Décima Conferencia Internacional de Sistemas de Pagos

debit card payments by type
Debit Card Payments by Type

Current Situation of the Retail Payment

System in the USA

CAGR

(2003-06)

Total change

(billions)

  • Number of debit card payments
  • (billions)

Debit card

17.5%

9.7

  • 25.3

20.6%

4.0

  • 9.4
  • PIN
  • 15.6
  • 5.3

15.8%

5.7

  • 16.0
  • Signature
  • 10.3
  • 2003
  • 2006

Figures may not add due to rounding.

Décima Conferencia Internacional de Sistemas de Pagos

prepaid cards
Prepaid Cards

Current Situation of the Retail Payment

System in the USA

Décima Conferencia Internacional de Sistemas de Pagos

a closer look at ach payments
A Closer Look at ACH Payments

3.9%

4.6%

2000

2003

2006

2000 - 2003

2003 - 2006

Checks (paid)

41.9

37.3

30.6

Total(billions)

72.5

81.4

93.3

  • -3.8%
  • -6.4%

Debit card

8.3

15.6

25.3

  • 23.5%
  • 17.5%

Signature

5.3

10.3

16.0

  • 24.9%
  • 15.8%

PIN

3.0

5.3

9.4

  • 21.0%
  • 20.6%

Credit card

15.6

19.0

21.7

  • 6.7%
  • 4.6%

ACH

6.2

8.8

14.6

  • 12.1%
  • 18.6%

EBT

0.5

0.8

1.1

  • 15.4%
  • 10.0%

Current Situation of the Retail Payment

System in the USA

  • CAGR

Décima Conferencia Internacional de Sistemas de Pagos

a closer look at ach payments1
A Closer Look at ACH Payments

Current Situation of the Retail Payment

System in the USA

  • Number of ACH payments
  • (billions)

CAGR

(2003-06)

Total change

(billions)

ACH payments

18.6%

5.8

  • 14.6

98.7%

2.2

  • 2.6
  • Converted checks
  • 8.8

12.6%

3.6

  • 12.0
  • Other ACH
  • 8.4
  • 2003
  • 2006

Figures may not add due to rounding.

Décima Conferencia Internacional de Sistemas de Pagos

2007 view
2007 View

Current Situation of the Retail Payment

System in the USA

  • Electronic payments today comprise over two-thirds of all noncash retail payments
  • Card payments are now over half of all noncash retail payments
  • Debit cards are now used more frequently than credit cards
  • The number of checks continues to decline, and at a more rapid rate
  • Check clearing is increasingly electronic
  • Biggest share of checks remaining are consumer to business

Décima Conferencia Internacional de Sistemas de Pagos
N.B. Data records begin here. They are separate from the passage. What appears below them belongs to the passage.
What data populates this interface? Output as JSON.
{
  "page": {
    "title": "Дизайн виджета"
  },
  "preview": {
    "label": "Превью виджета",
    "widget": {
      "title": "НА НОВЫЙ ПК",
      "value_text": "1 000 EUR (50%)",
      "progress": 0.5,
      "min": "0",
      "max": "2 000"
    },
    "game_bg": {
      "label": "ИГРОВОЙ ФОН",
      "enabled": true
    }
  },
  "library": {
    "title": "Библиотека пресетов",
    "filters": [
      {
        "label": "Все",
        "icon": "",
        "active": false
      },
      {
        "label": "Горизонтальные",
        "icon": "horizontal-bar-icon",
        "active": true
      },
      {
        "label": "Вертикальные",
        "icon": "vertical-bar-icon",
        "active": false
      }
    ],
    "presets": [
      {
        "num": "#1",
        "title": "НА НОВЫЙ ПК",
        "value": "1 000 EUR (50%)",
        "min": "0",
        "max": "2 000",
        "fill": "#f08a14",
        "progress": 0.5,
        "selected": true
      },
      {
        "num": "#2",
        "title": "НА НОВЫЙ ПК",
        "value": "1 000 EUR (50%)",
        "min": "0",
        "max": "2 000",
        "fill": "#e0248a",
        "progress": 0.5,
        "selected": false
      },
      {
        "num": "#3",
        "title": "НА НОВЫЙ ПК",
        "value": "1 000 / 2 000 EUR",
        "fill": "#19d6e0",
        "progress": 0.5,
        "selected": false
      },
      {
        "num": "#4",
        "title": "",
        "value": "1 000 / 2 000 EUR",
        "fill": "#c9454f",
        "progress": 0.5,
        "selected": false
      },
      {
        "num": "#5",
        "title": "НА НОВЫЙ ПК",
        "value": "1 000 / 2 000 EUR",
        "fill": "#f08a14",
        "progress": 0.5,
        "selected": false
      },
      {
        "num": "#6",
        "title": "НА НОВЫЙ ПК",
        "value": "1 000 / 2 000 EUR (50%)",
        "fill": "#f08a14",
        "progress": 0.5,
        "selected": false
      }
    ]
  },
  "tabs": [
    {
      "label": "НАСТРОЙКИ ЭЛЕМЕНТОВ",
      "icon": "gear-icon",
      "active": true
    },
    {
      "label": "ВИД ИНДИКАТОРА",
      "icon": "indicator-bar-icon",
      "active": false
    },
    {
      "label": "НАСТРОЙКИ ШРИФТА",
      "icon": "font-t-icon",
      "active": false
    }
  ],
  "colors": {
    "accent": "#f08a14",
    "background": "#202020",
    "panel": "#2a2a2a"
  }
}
conclusions
Conclusions

Current Situation of the Retail Payment

System in the USA

  • Payments are being made electronically and more paper payments are being processed electronically
  • Results underscore the importance of check electronification and other innovations that improve payments system efficiency
  • Payment instruments and the preferences of consumers and businesses will continue to evolve
  • Market intelligence is increasingly important and payments system participants must carefully manage assets and resources

Décima Conferencia Internacional de Sistemas de Pagos

slide20

Current Situation of the Retail Payment

System in the USA

  • Detailed reports on the three studies are available at www.frbservices.org
  • ¿Preguntas?

Gracias por su interés

Décima Conferencia Internacional de Sistemas de Pagos